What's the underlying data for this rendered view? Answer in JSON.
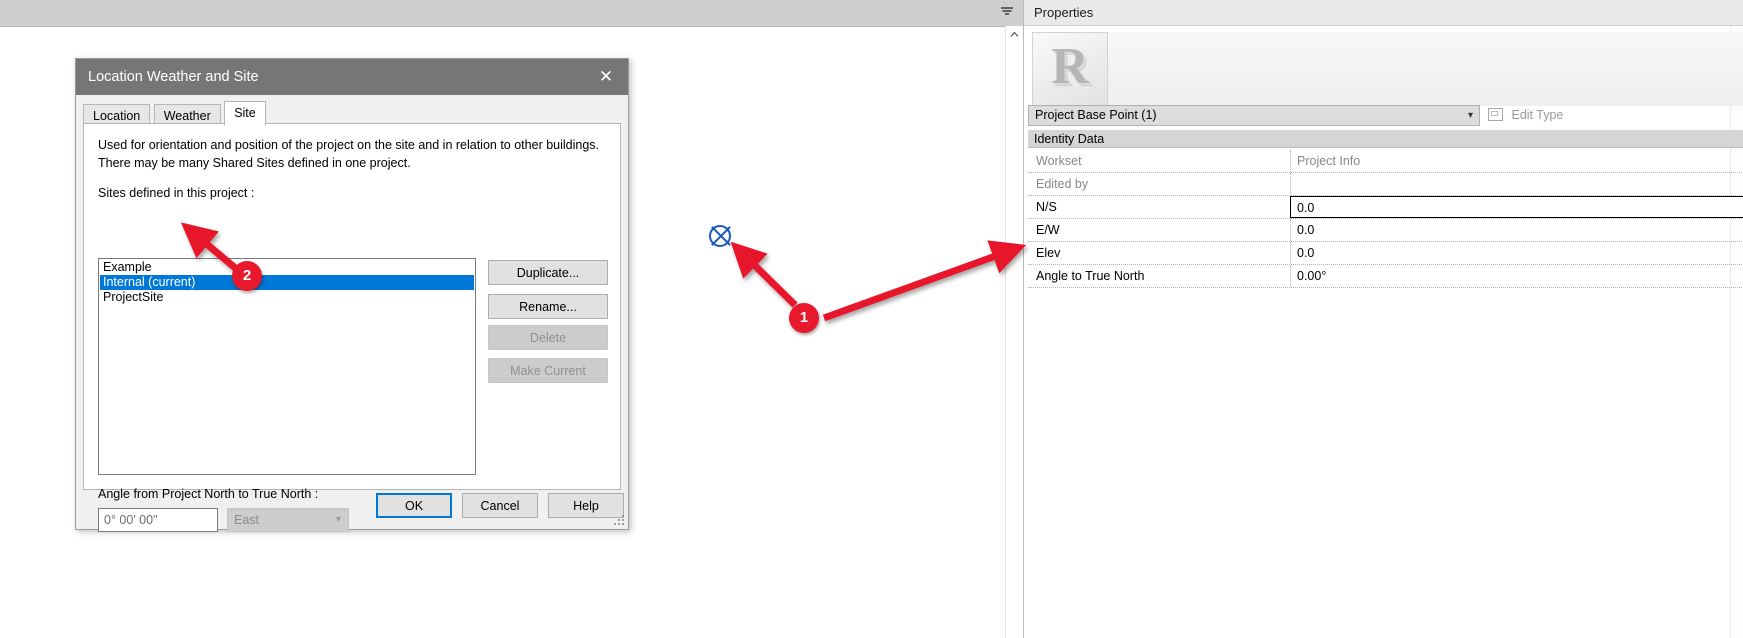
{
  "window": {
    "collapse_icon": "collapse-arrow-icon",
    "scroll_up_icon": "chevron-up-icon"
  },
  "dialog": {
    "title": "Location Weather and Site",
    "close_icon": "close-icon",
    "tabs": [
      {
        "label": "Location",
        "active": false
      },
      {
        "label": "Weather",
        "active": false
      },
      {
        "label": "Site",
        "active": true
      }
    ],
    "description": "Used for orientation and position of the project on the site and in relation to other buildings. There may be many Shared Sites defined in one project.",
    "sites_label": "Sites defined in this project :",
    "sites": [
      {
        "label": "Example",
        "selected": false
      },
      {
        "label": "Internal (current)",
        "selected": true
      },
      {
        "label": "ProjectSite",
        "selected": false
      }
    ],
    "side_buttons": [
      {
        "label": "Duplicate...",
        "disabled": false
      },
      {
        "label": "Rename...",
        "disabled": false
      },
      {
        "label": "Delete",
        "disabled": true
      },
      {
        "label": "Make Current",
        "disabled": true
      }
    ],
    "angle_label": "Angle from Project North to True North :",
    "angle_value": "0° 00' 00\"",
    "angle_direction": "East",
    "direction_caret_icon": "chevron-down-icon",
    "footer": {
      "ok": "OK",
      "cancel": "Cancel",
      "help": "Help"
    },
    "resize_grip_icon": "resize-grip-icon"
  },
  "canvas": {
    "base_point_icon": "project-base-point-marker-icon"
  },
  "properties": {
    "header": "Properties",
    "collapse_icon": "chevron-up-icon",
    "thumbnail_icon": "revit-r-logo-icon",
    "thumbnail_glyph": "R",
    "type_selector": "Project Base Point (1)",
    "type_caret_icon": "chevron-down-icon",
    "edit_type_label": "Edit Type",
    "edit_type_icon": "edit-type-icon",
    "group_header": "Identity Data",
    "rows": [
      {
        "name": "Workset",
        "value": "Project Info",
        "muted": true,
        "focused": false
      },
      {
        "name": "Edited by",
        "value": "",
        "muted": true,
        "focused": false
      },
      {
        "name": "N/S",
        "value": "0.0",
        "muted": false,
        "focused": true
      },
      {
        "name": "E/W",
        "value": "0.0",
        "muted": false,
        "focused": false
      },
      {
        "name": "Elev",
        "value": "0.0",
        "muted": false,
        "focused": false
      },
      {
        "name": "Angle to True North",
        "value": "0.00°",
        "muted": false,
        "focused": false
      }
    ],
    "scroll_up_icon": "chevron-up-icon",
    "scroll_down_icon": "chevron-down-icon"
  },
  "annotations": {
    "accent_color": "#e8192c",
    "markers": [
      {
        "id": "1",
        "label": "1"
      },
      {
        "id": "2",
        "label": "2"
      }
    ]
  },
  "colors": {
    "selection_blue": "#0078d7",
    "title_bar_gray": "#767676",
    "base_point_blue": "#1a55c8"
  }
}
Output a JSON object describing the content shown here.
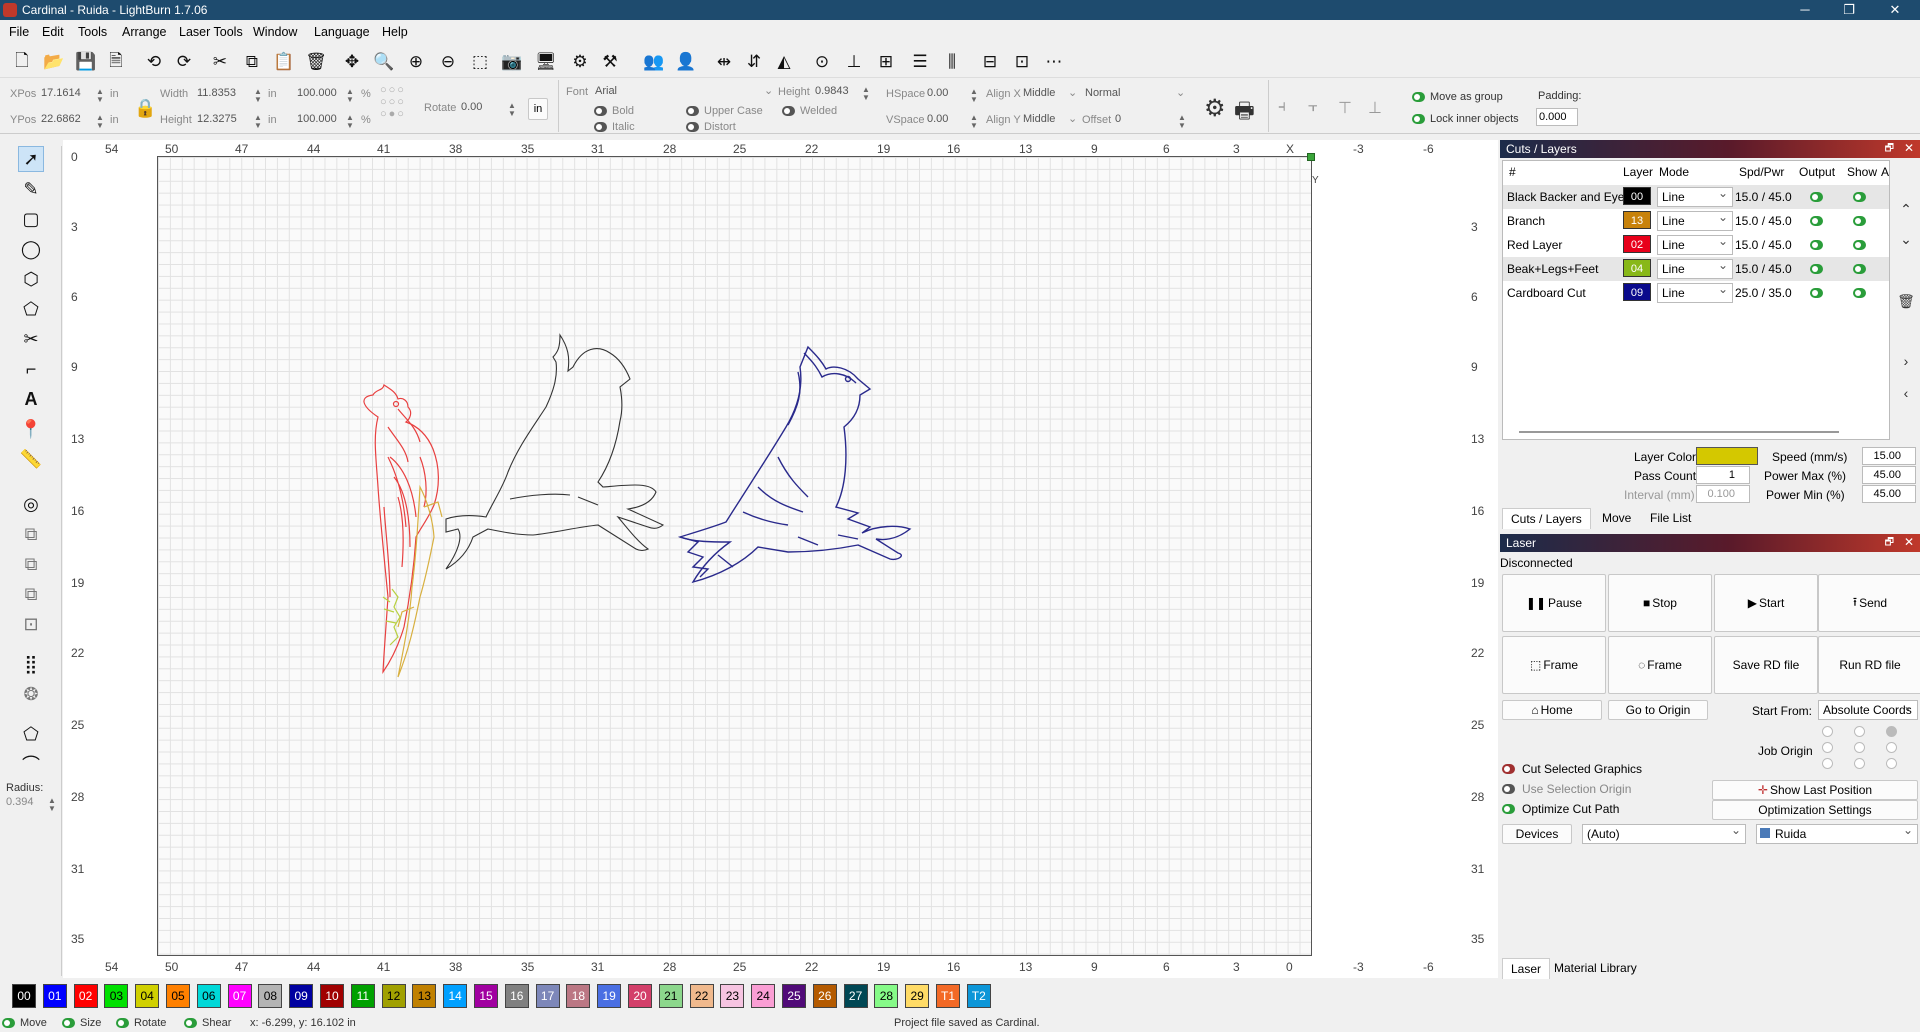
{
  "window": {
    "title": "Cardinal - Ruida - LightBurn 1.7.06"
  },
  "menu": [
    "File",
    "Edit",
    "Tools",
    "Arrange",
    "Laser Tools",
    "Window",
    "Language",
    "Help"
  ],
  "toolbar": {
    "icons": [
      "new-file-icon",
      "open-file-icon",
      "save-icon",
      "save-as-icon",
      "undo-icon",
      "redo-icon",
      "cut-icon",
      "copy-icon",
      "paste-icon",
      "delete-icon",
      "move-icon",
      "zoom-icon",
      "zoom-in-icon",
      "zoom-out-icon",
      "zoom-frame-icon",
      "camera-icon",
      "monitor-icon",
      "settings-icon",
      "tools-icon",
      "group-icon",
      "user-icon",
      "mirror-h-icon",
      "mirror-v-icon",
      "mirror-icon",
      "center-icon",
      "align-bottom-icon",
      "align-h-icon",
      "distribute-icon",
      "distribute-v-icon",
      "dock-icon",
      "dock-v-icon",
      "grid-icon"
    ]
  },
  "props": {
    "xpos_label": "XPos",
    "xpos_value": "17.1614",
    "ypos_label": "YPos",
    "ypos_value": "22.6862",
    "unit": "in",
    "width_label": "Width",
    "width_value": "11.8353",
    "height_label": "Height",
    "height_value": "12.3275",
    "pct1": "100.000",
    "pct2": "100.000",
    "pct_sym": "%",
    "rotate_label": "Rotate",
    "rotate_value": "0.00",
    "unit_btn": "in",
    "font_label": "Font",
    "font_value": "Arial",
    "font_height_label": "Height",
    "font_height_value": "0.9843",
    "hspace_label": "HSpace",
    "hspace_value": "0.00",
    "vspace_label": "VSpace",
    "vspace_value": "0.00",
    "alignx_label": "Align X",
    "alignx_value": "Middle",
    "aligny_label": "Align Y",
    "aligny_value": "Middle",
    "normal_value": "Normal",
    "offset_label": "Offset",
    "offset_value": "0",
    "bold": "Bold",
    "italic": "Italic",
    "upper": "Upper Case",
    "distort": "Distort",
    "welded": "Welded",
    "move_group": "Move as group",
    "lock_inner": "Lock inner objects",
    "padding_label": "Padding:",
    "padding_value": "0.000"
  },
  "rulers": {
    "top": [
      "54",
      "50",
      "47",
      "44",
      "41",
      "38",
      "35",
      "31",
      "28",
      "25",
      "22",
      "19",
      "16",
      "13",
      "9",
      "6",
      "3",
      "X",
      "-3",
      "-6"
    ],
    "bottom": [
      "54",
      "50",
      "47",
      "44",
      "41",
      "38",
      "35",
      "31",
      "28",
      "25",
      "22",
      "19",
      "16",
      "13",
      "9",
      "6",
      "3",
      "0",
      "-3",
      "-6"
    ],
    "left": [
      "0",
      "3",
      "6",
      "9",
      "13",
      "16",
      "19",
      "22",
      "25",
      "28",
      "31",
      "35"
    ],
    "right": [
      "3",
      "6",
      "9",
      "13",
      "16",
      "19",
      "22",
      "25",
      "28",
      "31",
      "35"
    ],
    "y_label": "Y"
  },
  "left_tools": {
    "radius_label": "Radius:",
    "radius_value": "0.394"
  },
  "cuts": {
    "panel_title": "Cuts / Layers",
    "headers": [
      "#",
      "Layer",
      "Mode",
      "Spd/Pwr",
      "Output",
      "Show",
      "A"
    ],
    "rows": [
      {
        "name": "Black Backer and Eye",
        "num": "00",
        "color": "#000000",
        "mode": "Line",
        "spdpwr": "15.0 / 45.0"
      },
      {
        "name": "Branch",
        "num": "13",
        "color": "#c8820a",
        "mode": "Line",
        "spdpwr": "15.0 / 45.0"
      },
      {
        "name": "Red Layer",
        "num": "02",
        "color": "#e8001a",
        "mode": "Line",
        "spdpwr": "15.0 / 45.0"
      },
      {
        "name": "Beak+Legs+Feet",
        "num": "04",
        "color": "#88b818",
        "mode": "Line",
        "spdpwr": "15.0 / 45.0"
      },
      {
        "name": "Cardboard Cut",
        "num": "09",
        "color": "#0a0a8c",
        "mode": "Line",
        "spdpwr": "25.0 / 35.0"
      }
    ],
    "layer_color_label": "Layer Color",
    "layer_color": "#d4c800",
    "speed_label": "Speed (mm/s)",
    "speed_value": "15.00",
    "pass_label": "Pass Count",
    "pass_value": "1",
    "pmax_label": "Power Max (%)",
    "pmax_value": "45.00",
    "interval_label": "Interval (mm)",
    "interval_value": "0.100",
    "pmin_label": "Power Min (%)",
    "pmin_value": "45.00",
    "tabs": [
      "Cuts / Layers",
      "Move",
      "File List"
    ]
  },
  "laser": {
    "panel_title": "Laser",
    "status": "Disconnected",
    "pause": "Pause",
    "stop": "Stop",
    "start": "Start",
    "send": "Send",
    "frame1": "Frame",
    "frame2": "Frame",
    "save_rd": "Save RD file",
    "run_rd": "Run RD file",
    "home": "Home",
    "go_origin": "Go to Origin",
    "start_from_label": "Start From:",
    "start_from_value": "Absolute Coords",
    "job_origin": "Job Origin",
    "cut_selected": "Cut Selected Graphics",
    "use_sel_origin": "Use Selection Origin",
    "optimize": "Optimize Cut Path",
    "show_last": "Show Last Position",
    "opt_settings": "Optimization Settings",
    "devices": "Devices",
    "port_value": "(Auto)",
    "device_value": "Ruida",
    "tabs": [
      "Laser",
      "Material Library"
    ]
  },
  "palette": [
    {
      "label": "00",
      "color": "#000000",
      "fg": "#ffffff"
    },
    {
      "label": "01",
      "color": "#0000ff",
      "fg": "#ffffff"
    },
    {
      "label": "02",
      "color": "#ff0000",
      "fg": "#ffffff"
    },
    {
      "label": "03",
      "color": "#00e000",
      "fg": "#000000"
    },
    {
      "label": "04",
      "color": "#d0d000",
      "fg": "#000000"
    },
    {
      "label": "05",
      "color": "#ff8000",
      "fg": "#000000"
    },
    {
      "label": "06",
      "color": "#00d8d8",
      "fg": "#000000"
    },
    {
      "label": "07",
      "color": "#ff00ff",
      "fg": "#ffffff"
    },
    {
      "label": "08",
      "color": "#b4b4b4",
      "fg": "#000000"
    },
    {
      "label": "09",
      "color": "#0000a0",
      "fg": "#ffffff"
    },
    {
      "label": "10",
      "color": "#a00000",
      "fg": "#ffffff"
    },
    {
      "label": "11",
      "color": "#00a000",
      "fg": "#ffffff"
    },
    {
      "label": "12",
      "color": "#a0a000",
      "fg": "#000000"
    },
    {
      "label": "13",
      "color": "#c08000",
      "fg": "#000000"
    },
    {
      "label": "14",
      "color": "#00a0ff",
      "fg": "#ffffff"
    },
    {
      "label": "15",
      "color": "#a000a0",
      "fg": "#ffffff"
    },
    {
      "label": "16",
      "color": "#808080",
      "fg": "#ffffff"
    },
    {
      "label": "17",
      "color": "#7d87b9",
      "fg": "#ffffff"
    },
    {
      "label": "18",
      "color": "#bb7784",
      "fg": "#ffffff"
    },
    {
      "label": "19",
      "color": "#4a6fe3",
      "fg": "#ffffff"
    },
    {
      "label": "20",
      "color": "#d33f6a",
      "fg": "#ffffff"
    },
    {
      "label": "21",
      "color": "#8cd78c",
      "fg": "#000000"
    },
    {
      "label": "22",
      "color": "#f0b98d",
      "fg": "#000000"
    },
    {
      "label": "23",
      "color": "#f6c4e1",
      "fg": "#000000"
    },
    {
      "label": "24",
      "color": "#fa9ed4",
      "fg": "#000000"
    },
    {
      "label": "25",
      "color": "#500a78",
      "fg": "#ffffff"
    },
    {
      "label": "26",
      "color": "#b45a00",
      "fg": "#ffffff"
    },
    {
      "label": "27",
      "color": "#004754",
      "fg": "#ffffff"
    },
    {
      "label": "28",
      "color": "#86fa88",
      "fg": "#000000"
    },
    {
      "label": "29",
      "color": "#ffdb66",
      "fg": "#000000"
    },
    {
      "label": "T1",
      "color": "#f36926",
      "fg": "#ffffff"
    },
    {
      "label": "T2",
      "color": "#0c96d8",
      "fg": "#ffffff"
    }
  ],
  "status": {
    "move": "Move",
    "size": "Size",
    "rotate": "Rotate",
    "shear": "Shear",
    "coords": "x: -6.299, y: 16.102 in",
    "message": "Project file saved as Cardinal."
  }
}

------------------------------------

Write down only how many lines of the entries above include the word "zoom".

4